OSU’s Inderbitzin Named Volunteer of the Year; Continues Work in Correctional Facilities


CORVALLIS, Ore. – Michelle Inderbitzin, an associate professor of sociology at Oregon State University whose pioneering work in the Oregon prison system continues to expand, has been named the Ruby Isom Volunteer of the Year by the Oregon Criminal Justice Association.

She was nominated by Brian Belleque, superintendent of the Oregon State Penitentiary, the state’s only maximum-security prison. In his nomination, Belleque said, “The time she takes to volunteer…allows the Oregon State Penitentiary to provide services and programs to the inmate population to better educate them and give them skills that will improve their chances for successful reentry into society upon their release from prison.”

Inderbitzin broke new ground in 2007 when she became the first on the West Coast to teach an Inside-Out Prison Exchange Program class in a maximum-security men’s prison. The class of 15 OSU students and 15 inmates met for 11 weeks at Oregon State Penitentiary, discussing criminal justice issues.

This year, Inderbitzin continues to expand her work in Oregon’s correctional facilities. She plans to teach a small class at the all-female Oak Creek Youth Correctional Facility in the winter, where OSU students and the girls inside the Albany-based facility will learn college-level material on issues of crime and gender. Inderbitzin received one of two grants given out each year by the American Sociological Association Teaching Enhancement Fund to help buy supplies and build a deeper connection between OSU and Oak Creek. In addition, Inderbitzin’s students are working on setting up an internship program for Oak Creek.

In the spring, Inderbitzin will teach another Inside-Out course at the Oregon State Correctional Institution in Salem.

She also is excited about a new program that she hopes to start soon at the Oregon State Penitentiary. Inderbitzin is working with the Lifer’s Club at OSP to start a literacy program where incarcerated fathers who have graduated from their parenting program will have the chance to read the same books as their children (ages 8-17, approximately).

“I think it’s a great opportunity for the kids and their dads to be encouraged to read,” Inderbitzin said. “But is also will give them another chance to connect and they can talk about the book they both read and what they thought of it on the phone or in letters.”

As an extension of that, Inderbitzin recently received an L.L Stewart Faculty Grant to buy a video camera that can record directly to mini-DVDs. Her plan is to record the incarcerated fathers reading to their kids.

“The idea would be to send the DVD to their children, hopefully in time for Christmas,” she said. “It seems like a nice way to help keep them connected.”

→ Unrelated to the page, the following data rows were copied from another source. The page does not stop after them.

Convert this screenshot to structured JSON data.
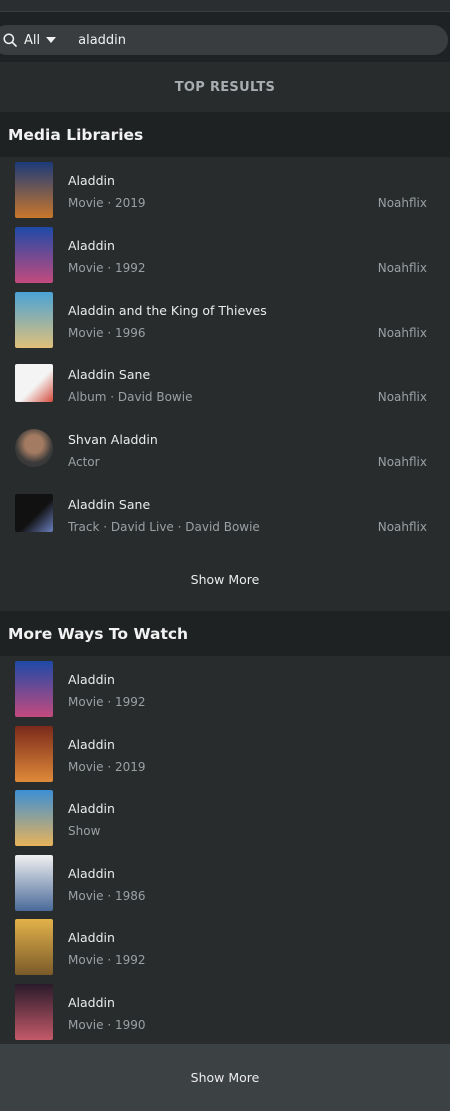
{
  "search": {
    "scope": "All",
    "query": "aladdin"
  },
  "top_results_label": "TOP RESULTS",
  "media_libraries": {
    "title": "Media Libraries",
    "items": [
      {
        "title": "Aladdin",
        "subtitle": "Movie · 2019",
        "library": "Noahflix",
        "thumb": "poster",
        "colors": [
          "#1b3a7a",
          "#c9772b"
        ]
      },
      {
        "title": "Aladdin",
        "subtitle": "Movie · 1992",
        "library": "Noahflix",
        "thumb": "poster",
        "colors": [
          "#1e4aa8",
          "#c34a7e"
        ]
      },
      {
        "title": "Aladdin and the King of Thieves",
        "subtitle": "Movie · 1996",
        "library": "Noahflix",
        "thumb": "poster",
        "colors": [
          "#4aa3d6",
          "#e0c07a"
        ]
      },
      {
        "title": "Aladdin Sane",
        "subtitle": "Album · David Bowie",
        "library": "Noahflix",
        "thumb": "album",
        "colors": [
          "#f4f4f4",
          "#d44a3a"
        ]
      },
      {
        "title": "Shvan Aladdin",
        "subtitle": "Actor",
        "library": "Noahflix",
        "thumb": "avatar",
        "colors": [
          "#3a3a3a",
          "#a37b62"
        ]
      },
      {
        "title": "Aladdin Sane",
        "subtitle": "Track · David Live · David Bowie",
        "library": "Noahflix",
        "thumb": "album",
        "colors": [
          "#111111",
          "#6a7fbf"
        ]
      }
    ],
    "show_more": "Show More"
  },
  "more_ways": {
    "title": "More Ways To Watch",
    "items": [
      {
        "title": "Aladdin",
        "subtitle": "Movie · 1992",
        "thumb": "poster",
        "colors": [
          "#1e4aa8",
          "#c34a7e"
        ]
      },
      {
        "title": "Aladdin",
        "subtitle": "Movie · 2019",
        "thumb": "poster",
        "colors": [
          "#7a2a1a",
          "#e08a3a"
        ]
      },
      {
        "title": "Aladdin",
        "subtitle": "Show",
        "thumb": "poster",
        "colors": [
          "#3c8fd4",
          "#e8b35a"
        ]
      },
      {
        "title": "Aladdin",
        "subtitle": "Movie · 1986",
        "thumb": "poster",
        "colors": [
          "#f0f0f0",
          "#4a6a9a"
        ]
      },
      {
        "title": "Aladdin",
        "subtitle": "Movie · 1992",
        "thumb": "poster",
        "colors": [
          "#e2b24a",
          "#7a5a2a"
        ]
      },
      {
        "title": "Aladdin",
        "subtitle": "Movie · 1990",
        "thumb": "poster",
        "colors": [
          "#2a1a2a",
          "#c45a6a"
        ]
      }
    ],
    "show_more": "Show More"
  }
}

Oregon Criminal Justice Association’s mission is to work for a better understanding and the prevention of causes of delinquency and crime; to promote the development of effective programs in the juvenile and adult justice system; to sponsor and contribute to high quality and low cost professional training; to provide a forum to develop and voice important criminal justice issues.